Varma says he is almost jealous of the young adult reader who is "getting things we never dreamt of".
For Shoba Naidu, modern young adult literature in India is in its infancy but is growing.
"There is still a dependency on the West for modern stories to interest this segment. Books for young adults rooted in Indian culture and ethos about growing up pains in the Indian milieu written by Indian writers are few and far between," the author of On the Yeti's Trail says.
"Publishers and writers are now realising that there is readership for young adult fiction. Indian publishers such as CBT and NBT were among the first to bring out fiction targeted at adolescents. Now, apart from small independent publishers, a few mainstream publishers like now Rupa, Puffin and Popular Prakashan among others are turning to this genre."
Monideepa Sahu, author of the fantasy novel Riddle of the Seventh Stone, sees a phenomenal growth in the young adult literature in English segment in the past few years.
"New authors like me are being encouraged and efforts are being made by the Children's Book Trust, and events such as Jumpstart and Bookaroo, an annual children's book festival held every November in New Delhi, are also drumming up more interest in books for young readers. As for writers, we always took young adult fiction most seriously," she says.
"Desi young adult fiction so long was more a clumsy attempt between juvenile chick-lit and over-mature kiddie books, so the new crop is welcome. Vampires, ha-ha books and adventures are upon us and not a bit too late," says Bangalore-based author Shinie Antony.
According to She's a Jolly Good Fellow'author Sajita Nair, although young adult books are primarily aimed at teens, they are also enjoyed by people in their late twenties or older.
"In India, the demand for young adult fiction is on the rise and publishers are now plugging the gap by commissioning new writers catering to this age group," she says.
Nair, however, says She's a Jolly Good Fellow is not exactly young adult fiction as it does not target the teens.

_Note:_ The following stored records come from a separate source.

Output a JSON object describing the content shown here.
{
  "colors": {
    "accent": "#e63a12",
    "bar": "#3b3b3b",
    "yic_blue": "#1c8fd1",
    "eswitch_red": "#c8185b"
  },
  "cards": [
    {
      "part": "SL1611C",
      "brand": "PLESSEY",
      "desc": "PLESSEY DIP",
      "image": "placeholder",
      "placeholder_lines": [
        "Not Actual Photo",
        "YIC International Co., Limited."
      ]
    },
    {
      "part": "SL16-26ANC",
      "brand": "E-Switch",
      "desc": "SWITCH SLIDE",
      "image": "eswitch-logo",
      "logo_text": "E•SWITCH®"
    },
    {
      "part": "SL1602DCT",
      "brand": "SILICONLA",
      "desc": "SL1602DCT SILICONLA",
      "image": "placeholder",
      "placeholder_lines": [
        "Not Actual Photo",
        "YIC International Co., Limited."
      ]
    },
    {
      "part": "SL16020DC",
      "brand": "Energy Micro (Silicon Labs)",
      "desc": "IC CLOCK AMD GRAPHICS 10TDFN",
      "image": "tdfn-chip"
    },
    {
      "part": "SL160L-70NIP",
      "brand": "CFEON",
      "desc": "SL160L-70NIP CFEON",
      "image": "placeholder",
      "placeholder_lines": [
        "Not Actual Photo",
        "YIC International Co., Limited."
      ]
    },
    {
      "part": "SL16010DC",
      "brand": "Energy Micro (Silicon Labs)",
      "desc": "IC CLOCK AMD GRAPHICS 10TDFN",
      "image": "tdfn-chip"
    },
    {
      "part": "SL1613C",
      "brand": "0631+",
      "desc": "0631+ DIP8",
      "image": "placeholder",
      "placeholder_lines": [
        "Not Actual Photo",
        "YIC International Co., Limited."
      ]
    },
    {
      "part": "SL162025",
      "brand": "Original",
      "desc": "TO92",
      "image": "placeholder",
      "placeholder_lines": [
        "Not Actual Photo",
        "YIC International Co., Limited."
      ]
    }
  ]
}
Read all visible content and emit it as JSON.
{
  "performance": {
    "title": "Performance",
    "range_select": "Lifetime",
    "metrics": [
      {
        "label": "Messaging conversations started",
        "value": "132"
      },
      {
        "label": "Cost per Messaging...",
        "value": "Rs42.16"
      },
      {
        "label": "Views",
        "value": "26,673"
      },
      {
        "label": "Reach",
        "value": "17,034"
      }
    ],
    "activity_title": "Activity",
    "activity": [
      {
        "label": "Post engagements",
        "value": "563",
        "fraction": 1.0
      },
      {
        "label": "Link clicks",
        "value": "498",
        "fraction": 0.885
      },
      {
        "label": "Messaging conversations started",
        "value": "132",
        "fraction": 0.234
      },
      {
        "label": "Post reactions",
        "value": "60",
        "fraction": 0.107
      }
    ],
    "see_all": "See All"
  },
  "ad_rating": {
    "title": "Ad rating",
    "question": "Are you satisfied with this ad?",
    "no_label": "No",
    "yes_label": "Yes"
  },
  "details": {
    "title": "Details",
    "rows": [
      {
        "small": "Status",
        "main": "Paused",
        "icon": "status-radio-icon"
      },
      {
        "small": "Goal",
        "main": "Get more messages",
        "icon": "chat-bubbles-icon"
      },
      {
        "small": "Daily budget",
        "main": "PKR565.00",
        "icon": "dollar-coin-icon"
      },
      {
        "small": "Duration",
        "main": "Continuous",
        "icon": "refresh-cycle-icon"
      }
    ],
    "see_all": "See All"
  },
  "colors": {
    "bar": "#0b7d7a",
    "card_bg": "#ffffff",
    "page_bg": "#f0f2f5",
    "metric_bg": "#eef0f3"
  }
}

"It addresses issues that concern young working professionals. She's a Jolly Good Fellow is a hilarious yet thought provoking story of two young women officers trying to find their place in the male dominated Indian army. The novel follows their lives as they overcome odds in trying to prove to their male counterparts that they too are assets to the army.
"Due to its unique backdrop and storyline, this book appeals to a large cross section of readers. Young women especially, find it inspirational since it is about women fighting battles and making their mark in a man's world."
Varma says the age group that young adult fiction writers generally target can't be generalised.
"Once you pick a target group you tend to stay with that. I address both groups-- in the sense I write novels, stories and plays for adults as well as youngsters. But there is an 8 to 13 group and a 14 to 18 group. Of course, there are overlaps.
"Writers used to write exclusively for the younger group, but now there is a definite and very exciting readership of young adults. Which is bound to get very, very big in the coming years. so even if the writers are older people like me, if you can manage to connect with that segment, it's great," he says.
Sahu says she writes stories that enthral her, and enjoy playing with new ideas, bringing out their multiple facets and nuances.
"It's about writing the story I believe in, and not about producing something solely because it may attract a market or age group."
According to Nair, young adult Indians are a confident lot who take pride in being Indian.
"It has suddenly become 'cool' to be Indian and embrace everything Indian - be it watching Bollywood movies, wearing Indian clothes, reading Indian authors or participating actively in the growth of India. They are a smart generation with great vision who settle for nothing but the best," she says.